ANU student shares insights on Amazon Robotic Challenge win.

ARCV Team Japan
Monday 14 August 2017

Australian National University PhD Student Zheyu Zhuang worked with 27 members of the Australian Centre for Robotic Vision (ACRV) team to win the Amazon Robotic Challenge.

Designed to encourage and inspire robotic research, Amazon’s Robotic Challenge sought solutions to robotic automation issues with item selection and picking. Whilst sophisticated robotic technology exists to move goods within a warehouse, retailers are now seeking improved robotic accuracy and efficiency to identify, handle and pack items.

In its third year, the Amazon Robotic Challenge brings together shared and open solutions to solve common challenges in robotic automation.

Zheyu Zhuang tells us about the challenge:

What was your team’s unique approach to the challenge?
Our robot, named Cartman is similar to the claw-crane machine you find as an arcade game that picks up toys. However, instead of a claw that disappoints many people, Cartman has a suction cup and a two-fingered parallel gripper on either side of a rotating mechanism. This design offers the flexibility of grasping an object at the right pose with the appropriate tool.

The unique feature about Cartman is not just the physical design but also the vision system. Our vision system worked off a very small amount of hand annotated training data. We only needed seven images of each unseen item for us to be able to correctly identify the item during the competition and this was crucial when we only had thirty minutes to train the robot to identify them.

How did the ARCV robot compare to some of the other solutions put forward?
We were the only team to use a custom-built Cartesian Robot. The benefit of using a custom-built robot is that we had the full control of both software and hardware. The mechanical design can iterate well with software updates and made it easier for us to implement our unique vision system.

What was the biggest hurdle for your team to overcome?
As one of my teammates said, “The difficulty of real-work robotics is that there are always one percent of situations that we’ve never thought about”. The biggest hurdle was preparing our robot for the real-world scenario. Cartman performed well in lab environment, however during the practice run things didn’t go to plan. Rather than feature freezing, we decided to take the risk of rewriting some code and adding new logic onto the state machine to improve its performance just one night before the competition. It turned out the risk was worth taking.

How close are we to seeing pick and pack technology introduced to the market?
There are still many technical challenges to resolve before we’ll see such systems on the market.

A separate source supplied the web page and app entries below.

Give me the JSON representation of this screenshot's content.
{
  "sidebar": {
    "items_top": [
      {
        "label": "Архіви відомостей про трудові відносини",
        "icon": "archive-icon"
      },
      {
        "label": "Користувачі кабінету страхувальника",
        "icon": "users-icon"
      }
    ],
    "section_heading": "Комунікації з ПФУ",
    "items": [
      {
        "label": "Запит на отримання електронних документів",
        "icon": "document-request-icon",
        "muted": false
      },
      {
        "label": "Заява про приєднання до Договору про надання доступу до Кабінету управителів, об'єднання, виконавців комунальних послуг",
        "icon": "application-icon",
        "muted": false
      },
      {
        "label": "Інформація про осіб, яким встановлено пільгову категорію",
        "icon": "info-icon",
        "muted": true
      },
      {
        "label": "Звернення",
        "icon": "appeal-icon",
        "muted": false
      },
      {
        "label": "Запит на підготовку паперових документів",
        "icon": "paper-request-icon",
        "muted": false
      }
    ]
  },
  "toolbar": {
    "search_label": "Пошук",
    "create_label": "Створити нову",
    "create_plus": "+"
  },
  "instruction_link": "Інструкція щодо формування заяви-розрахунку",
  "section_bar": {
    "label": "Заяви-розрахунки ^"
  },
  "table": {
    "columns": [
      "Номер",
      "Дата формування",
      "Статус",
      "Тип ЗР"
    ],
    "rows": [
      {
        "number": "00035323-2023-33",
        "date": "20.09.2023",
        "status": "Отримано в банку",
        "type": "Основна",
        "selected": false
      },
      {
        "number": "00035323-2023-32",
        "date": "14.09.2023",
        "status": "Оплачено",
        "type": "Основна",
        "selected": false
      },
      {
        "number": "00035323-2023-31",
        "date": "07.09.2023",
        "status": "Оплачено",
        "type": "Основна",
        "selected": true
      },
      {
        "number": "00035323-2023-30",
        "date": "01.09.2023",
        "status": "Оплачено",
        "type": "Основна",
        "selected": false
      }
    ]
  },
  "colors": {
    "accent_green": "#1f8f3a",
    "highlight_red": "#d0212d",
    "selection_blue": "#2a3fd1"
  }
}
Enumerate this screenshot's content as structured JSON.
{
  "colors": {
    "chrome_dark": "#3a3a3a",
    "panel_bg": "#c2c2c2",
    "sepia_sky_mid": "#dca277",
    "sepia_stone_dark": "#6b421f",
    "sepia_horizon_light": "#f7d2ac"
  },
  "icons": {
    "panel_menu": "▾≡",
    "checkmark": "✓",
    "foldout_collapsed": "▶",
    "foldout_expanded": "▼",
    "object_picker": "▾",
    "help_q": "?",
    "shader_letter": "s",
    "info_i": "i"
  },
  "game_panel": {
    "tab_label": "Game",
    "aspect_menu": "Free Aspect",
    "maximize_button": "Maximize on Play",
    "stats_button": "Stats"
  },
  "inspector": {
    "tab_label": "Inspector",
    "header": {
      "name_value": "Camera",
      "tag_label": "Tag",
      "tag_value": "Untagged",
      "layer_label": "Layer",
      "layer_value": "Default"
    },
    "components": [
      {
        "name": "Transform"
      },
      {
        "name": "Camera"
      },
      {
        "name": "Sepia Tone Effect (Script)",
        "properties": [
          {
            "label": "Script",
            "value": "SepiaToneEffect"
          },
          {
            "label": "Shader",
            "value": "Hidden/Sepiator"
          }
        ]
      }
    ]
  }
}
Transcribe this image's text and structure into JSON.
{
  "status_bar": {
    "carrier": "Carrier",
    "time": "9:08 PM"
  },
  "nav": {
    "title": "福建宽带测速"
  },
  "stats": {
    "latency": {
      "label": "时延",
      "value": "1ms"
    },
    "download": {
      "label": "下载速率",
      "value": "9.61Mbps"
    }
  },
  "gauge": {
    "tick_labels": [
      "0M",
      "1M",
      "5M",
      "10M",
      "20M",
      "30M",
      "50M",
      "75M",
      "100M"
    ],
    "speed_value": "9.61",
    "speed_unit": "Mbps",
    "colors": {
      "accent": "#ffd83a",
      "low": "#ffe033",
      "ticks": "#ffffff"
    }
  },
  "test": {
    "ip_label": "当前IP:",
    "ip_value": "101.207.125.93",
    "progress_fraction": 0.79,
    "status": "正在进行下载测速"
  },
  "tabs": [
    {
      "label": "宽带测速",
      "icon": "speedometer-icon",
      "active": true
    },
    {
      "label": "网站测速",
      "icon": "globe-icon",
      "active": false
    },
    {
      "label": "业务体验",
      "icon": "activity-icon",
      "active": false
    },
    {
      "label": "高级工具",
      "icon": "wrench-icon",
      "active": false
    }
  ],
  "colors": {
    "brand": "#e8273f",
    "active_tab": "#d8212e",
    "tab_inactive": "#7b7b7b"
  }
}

For example, one challenge of vision system is occlusion. Items are more likely to be stored in a cluttered environment, which means the target item could be hidden behind others and correctly identifying the target item from a small visible segment is challenging. Additionally, determining an appropriate grasp method based on this small segment makes this problem even harder.

Recent research could potentially solve these problems and as we live in a fast-paced technological era a solution could be available in just a few years.

What are your thoughts on robotic technology replacing the role of humans in this space?
One main concern of the society over robotic technology is whether it will cause unemployment and corresponding consequences. In my opinion, it is highly possible that automation will result in reduced jobs. However, this phenomenon is quite common in human history when we pushed our productivity to the next level. I was told, for this picking job, Amazon’s employee turnover is quite large as high intensity repetitive tasks are not very pleasant.

What’s next for you, where do you see yourself 5 years’ time?
Now that the competition is over, I will focus on doing my PhD research, which is also quite interesting. In 5 years’ time, I hope I will have the capability of solving complex technical problems and it would be great if I can participate in the next big innovation in my research field.

You can learn more about Zheyu Zhuang and his ANU journey here.

Updated:  8 September 2015/Responsible Officer:  Dean, CECS/Page Contact:  CECS Marketing